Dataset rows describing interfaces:
::::::::::
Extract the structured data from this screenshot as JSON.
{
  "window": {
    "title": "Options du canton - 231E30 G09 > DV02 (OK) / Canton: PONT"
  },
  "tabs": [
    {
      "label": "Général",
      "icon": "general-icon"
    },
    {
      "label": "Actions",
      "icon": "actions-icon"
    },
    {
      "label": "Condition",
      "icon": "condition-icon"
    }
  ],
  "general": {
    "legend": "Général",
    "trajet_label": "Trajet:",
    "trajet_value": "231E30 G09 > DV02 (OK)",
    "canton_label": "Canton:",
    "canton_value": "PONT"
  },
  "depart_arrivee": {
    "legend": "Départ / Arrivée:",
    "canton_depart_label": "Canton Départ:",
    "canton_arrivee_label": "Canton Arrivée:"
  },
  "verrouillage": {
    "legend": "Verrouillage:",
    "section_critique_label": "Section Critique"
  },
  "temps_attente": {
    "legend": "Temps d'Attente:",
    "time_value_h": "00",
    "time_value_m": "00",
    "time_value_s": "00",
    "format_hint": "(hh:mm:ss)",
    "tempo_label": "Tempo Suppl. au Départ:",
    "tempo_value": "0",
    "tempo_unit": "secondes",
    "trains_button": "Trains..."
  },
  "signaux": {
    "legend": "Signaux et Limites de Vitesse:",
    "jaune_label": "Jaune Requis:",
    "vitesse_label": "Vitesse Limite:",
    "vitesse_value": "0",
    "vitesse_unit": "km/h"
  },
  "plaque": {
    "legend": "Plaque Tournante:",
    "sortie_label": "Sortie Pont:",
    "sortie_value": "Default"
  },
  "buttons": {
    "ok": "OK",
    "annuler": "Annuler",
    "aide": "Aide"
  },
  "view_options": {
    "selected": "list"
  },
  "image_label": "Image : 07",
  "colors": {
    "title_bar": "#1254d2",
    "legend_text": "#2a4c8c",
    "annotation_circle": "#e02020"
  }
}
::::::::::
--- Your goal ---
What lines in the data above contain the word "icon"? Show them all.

--- Solved problem ---
      "icon": "general-icon"
      "icon": "actions-icon"
      "icon": "condition-icon"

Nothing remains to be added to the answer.